▶ **PROMPT**
Determine how many lines in the entries below include the word "estiver", and reply with that number alone.

▶ **STORED DATA**

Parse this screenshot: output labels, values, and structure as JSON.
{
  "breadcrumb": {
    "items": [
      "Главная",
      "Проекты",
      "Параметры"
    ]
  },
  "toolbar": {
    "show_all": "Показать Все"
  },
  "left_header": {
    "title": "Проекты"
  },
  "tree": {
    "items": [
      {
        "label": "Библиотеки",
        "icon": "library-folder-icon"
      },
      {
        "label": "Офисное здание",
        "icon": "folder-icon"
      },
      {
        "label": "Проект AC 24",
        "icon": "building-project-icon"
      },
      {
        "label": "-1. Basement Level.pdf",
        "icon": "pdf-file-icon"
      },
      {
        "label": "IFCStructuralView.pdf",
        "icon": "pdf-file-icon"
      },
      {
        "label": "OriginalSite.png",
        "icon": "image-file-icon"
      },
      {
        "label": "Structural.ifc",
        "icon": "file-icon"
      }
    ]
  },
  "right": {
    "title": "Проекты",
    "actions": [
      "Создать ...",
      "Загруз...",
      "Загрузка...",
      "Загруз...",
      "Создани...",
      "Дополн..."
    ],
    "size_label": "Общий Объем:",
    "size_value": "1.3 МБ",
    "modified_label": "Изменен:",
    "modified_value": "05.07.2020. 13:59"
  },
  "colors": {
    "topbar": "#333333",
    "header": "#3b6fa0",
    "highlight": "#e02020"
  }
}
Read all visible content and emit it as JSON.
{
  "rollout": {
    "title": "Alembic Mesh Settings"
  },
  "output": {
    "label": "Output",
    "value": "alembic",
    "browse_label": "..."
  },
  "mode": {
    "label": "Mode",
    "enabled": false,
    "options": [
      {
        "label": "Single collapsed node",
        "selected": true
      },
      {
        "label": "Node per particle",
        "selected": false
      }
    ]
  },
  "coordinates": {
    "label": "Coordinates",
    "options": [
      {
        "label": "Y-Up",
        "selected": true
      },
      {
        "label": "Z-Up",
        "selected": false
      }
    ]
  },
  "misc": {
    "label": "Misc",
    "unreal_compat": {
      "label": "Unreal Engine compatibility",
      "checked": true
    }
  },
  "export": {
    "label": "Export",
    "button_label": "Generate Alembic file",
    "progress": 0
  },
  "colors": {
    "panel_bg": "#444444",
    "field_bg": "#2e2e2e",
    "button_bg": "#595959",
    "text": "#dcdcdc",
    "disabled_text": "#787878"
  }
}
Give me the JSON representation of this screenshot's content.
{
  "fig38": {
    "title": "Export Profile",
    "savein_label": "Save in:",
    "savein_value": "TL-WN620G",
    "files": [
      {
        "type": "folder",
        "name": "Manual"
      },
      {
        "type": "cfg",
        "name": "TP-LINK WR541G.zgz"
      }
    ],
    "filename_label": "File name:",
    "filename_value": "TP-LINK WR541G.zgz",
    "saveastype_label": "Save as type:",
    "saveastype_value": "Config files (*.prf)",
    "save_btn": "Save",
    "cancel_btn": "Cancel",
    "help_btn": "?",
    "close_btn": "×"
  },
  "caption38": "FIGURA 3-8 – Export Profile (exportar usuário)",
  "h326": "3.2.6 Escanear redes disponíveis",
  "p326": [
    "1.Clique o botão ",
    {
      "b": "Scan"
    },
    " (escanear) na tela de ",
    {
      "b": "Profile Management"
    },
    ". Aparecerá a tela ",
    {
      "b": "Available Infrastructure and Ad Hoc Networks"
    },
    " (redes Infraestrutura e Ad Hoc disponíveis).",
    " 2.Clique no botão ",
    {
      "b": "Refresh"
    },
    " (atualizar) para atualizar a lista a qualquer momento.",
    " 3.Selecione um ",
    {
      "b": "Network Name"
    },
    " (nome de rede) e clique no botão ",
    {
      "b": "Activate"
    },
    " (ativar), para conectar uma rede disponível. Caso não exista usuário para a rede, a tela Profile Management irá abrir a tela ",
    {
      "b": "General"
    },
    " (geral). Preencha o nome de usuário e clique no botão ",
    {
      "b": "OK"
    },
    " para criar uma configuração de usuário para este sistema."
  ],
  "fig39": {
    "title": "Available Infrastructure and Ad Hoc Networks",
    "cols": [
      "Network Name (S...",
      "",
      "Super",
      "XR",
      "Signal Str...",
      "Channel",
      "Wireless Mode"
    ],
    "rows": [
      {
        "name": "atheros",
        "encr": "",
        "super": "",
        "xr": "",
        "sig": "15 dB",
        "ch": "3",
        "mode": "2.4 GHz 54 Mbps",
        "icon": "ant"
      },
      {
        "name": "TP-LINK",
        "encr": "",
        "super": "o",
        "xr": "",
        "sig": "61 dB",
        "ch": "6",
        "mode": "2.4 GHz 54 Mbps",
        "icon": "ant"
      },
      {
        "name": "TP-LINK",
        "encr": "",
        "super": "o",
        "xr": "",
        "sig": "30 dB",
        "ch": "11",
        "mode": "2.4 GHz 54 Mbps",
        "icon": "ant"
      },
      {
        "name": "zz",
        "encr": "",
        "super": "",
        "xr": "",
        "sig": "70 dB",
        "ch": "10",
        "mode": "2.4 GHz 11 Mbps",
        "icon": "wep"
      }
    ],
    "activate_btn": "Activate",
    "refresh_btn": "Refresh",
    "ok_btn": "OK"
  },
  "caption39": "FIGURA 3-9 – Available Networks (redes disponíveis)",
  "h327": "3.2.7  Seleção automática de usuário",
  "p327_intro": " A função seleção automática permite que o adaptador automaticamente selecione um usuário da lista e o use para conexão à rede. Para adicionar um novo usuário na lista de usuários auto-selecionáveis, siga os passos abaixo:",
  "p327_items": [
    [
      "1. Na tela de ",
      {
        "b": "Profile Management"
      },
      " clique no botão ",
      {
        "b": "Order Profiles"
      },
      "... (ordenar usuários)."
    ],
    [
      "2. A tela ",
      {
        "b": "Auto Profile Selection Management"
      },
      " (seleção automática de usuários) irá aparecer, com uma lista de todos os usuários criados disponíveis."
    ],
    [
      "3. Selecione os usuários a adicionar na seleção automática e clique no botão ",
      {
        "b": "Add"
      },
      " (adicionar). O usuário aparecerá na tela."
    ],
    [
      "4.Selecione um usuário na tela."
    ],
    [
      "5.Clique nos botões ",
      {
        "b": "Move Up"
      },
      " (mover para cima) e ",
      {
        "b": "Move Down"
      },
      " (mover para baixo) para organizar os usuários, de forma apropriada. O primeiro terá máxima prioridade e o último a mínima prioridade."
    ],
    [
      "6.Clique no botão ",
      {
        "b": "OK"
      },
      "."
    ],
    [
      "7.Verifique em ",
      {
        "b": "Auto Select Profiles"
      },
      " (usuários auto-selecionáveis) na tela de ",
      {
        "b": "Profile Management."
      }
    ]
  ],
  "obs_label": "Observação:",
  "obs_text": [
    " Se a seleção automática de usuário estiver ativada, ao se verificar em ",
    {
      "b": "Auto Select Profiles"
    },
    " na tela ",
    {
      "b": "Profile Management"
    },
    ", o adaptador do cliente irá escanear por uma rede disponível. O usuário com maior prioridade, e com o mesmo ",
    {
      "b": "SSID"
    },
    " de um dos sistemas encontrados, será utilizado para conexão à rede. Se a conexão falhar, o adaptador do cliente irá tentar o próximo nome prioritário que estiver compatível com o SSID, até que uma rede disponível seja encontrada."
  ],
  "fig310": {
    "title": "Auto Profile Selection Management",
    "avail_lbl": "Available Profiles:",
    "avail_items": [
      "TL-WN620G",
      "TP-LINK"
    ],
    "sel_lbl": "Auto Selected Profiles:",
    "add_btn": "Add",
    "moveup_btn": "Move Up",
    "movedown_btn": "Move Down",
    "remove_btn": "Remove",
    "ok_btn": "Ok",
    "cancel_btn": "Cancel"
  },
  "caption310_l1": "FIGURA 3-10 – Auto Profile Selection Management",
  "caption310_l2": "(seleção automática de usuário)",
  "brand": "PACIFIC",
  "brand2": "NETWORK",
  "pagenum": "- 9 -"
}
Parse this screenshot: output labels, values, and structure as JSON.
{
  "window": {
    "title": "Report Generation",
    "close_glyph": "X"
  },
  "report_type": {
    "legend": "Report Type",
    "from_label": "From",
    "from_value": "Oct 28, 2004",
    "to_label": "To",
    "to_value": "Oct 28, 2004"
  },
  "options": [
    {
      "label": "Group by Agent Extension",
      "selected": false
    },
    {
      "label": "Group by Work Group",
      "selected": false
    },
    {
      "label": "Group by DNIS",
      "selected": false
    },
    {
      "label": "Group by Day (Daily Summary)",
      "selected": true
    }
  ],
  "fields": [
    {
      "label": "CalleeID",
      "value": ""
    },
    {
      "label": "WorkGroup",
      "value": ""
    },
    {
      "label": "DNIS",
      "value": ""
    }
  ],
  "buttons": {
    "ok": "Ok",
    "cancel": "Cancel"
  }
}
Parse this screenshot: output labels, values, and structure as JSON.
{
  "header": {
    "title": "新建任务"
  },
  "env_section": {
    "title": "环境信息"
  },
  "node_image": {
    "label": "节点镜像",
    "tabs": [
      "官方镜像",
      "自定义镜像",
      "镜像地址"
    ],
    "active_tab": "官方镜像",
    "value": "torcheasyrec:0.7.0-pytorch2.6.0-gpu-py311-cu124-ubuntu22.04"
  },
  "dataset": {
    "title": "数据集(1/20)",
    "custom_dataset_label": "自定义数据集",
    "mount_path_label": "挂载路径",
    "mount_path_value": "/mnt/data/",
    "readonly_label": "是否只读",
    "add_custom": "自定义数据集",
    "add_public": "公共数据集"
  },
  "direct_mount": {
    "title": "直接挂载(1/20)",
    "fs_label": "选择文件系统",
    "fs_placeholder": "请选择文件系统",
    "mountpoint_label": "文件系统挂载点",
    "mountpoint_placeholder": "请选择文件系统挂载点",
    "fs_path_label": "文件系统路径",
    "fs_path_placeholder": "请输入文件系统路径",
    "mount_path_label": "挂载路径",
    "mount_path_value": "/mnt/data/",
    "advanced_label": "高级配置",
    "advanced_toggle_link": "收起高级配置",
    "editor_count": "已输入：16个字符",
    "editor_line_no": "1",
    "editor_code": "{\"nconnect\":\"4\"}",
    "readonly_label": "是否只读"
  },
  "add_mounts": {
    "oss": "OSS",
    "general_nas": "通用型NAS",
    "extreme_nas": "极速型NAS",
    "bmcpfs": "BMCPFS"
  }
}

▶ **WRITTEN ANSWER**
2